>>>>>

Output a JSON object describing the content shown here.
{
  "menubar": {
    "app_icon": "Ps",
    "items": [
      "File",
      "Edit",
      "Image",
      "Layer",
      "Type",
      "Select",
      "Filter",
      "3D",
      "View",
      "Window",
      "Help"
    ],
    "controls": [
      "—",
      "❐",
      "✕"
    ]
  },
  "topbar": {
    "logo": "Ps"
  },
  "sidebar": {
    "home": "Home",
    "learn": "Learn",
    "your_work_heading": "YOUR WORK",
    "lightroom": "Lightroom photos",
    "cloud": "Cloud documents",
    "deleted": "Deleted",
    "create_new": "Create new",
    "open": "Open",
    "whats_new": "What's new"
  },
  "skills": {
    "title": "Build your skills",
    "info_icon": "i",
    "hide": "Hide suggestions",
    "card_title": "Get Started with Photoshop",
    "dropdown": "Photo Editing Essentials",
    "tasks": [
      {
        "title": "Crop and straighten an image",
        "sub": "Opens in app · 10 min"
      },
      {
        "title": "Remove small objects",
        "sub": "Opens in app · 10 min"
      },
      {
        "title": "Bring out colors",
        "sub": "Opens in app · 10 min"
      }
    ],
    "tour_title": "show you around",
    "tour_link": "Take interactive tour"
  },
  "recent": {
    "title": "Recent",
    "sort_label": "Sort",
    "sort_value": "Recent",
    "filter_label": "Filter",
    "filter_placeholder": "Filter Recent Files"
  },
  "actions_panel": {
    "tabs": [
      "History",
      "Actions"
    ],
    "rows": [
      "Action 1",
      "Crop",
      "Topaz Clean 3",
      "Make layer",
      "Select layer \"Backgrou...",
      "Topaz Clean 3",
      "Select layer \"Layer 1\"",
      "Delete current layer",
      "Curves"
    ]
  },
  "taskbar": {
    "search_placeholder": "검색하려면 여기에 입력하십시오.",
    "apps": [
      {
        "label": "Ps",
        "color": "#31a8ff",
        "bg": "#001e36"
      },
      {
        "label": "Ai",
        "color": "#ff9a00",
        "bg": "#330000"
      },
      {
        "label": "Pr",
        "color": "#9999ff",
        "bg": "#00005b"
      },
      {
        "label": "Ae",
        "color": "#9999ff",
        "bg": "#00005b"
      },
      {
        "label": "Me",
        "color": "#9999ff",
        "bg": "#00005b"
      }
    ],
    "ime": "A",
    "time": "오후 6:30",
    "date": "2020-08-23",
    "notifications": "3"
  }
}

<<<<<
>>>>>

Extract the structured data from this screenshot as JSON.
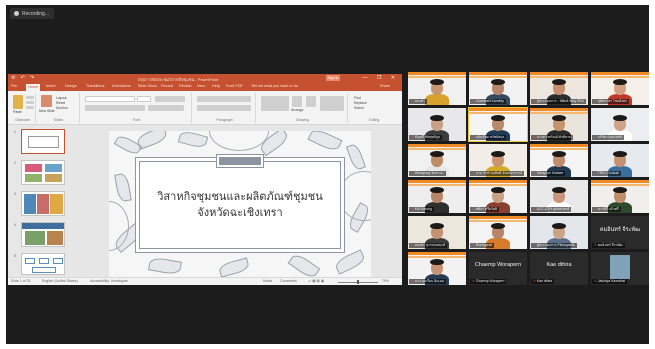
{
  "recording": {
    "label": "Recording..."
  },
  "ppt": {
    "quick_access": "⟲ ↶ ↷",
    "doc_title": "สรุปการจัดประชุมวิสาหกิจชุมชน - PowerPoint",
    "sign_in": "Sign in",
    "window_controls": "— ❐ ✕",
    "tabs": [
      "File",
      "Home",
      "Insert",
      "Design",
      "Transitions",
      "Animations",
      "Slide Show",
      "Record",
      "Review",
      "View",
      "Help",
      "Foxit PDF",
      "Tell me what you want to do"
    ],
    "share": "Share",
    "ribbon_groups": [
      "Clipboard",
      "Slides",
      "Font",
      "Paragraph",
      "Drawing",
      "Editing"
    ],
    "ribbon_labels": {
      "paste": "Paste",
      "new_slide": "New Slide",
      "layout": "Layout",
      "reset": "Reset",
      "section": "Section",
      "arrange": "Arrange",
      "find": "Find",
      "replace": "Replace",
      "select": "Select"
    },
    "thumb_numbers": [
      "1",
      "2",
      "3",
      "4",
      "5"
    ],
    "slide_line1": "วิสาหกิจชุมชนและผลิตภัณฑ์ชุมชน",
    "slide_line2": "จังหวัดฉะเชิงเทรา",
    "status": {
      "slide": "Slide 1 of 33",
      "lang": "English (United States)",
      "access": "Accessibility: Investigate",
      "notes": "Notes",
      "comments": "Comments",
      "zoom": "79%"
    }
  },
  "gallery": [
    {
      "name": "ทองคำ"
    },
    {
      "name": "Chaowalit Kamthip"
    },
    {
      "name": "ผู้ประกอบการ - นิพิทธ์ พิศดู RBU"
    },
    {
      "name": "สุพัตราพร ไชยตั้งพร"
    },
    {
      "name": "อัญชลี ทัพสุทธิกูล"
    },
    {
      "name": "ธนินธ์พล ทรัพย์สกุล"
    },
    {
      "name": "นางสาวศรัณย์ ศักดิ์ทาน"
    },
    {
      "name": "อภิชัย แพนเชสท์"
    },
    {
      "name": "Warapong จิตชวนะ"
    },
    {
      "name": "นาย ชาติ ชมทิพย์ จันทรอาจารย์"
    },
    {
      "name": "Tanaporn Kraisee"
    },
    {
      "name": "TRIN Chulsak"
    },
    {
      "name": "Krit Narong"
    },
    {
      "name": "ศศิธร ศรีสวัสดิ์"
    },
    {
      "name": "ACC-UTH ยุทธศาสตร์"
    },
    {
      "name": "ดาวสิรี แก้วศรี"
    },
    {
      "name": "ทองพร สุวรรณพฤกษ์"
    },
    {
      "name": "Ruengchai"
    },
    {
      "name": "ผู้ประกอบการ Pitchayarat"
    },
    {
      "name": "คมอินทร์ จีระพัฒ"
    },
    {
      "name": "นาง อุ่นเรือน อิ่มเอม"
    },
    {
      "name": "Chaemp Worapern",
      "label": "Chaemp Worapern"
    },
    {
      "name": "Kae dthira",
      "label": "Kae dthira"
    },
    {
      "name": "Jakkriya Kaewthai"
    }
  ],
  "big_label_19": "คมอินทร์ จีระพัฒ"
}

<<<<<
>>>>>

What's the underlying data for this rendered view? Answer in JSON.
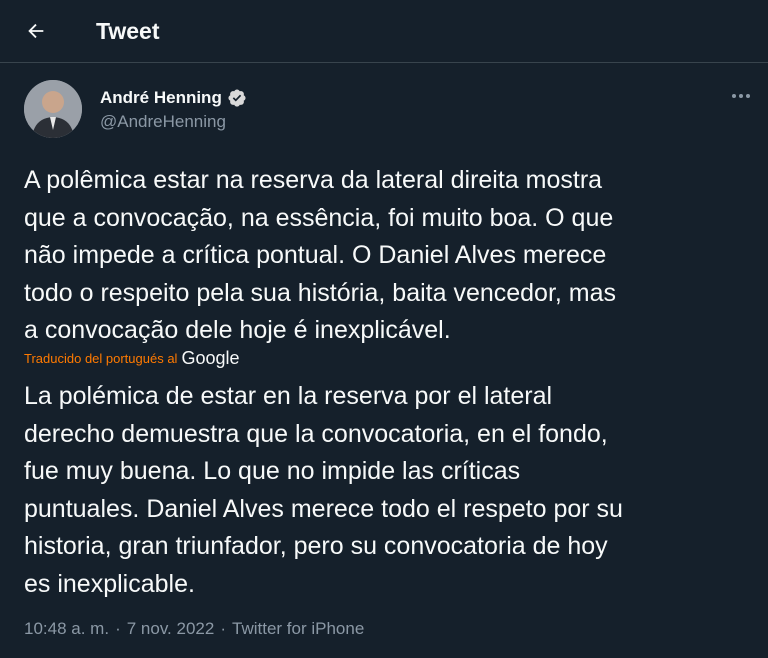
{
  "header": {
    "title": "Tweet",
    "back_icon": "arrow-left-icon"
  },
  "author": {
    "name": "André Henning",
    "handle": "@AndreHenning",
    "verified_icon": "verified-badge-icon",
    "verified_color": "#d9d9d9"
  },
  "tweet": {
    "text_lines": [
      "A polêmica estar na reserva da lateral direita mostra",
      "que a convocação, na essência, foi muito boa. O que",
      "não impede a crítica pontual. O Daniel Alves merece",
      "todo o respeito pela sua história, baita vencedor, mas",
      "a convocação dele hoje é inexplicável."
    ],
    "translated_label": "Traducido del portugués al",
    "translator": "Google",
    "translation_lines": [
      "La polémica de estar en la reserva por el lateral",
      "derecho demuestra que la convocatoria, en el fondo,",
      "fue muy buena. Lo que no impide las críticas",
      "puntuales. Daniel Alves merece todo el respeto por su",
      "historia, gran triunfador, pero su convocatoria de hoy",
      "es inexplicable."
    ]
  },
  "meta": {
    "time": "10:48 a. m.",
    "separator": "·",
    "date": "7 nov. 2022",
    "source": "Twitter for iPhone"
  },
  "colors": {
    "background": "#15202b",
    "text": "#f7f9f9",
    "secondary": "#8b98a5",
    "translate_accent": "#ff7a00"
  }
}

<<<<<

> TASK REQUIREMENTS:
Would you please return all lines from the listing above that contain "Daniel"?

> SOLVED EXERCISE:
      "não impede a crítica pontual. O Daniel Alves merece",
      "puntuales. Daniel Alves merece todo el respeto por su",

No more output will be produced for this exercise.